**DESCRIPTION OF THE TASK:** Every line holding the string "heading" should be copied out of the listing.
* * * *
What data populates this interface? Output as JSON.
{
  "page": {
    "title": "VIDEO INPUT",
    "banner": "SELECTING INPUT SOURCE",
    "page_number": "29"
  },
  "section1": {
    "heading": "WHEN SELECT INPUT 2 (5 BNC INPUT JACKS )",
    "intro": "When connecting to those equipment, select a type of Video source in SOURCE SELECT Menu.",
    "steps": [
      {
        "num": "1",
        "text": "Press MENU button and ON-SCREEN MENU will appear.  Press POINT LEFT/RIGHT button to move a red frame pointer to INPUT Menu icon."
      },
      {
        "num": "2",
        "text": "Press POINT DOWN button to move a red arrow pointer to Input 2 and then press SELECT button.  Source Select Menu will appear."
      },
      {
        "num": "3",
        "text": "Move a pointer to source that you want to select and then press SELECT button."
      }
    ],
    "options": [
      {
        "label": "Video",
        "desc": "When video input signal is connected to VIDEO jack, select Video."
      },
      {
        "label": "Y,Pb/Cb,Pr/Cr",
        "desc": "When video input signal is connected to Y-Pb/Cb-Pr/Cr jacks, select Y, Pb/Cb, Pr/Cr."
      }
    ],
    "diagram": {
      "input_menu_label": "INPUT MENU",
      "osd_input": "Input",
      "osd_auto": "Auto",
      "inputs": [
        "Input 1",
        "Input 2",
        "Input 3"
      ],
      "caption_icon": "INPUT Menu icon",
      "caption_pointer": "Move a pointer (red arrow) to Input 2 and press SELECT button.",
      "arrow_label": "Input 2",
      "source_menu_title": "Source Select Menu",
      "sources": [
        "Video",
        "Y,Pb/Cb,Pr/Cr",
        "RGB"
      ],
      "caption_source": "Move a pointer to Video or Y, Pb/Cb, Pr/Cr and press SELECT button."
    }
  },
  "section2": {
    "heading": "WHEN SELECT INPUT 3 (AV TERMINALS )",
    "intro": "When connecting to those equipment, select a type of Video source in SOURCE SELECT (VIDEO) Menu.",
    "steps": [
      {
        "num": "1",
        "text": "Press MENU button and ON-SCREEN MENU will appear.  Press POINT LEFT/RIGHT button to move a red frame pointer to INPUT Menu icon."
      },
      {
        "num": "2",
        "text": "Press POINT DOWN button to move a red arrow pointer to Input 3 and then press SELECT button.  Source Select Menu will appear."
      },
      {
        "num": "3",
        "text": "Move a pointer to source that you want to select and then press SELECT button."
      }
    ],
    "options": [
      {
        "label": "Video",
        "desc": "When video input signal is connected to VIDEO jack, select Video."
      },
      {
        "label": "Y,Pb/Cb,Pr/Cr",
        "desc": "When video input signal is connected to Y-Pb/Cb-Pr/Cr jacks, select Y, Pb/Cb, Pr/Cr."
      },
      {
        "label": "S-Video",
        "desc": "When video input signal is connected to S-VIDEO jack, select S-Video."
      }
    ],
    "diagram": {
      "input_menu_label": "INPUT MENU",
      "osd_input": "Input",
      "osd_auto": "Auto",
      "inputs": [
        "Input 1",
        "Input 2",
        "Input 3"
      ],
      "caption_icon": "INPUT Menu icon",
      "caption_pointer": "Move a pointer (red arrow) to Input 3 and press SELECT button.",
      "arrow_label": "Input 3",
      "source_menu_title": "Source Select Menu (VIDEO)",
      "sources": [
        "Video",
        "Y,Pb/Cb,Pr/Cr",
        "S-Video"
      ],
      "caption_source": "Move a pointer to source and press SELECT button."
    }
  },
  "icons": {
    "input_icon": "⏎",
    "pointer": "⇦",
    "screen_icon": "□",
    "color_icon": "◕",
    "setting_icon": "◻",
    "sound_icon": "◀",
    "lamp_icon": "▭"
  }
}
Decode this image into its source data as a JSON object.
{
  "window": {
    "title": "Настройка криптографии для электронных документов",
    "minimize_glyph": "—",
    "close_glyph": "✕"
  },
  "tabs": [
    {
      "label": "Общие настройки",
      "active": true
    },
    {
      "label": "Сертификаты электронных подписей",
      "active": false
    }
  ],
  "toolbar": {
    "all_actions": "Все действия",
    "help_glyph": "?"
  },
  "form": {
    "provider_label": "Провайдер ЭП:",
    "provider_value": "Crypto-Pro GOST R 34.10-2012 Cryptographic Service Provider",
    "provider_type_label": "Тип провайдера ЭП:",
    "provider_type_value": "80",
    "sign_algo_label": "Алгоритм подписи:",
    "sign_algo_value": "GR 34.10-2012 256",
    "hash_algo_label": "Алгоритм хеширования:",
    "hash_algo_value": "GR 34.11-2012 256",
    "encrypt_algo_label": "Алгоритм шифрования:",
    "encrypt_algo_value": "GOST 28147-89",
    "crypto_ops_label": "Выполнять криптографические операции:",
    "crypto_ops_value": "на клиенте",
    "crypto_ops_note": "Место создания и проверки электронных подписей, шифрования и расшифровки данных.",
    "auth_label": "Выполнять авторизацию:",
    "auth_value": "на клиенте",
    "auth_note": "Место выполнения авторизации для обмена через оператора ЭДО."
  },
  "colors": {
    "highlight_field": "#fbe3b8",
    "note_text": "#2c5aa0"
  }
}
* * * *
**REPLY TO THE EXERCISE:**
    "heading": "WHEN SELECT INPUT 2 (5 BNC INPUT JACKS )",
    "heading": "WHEN SELECT INPUT 3 (AV TERMINALS )",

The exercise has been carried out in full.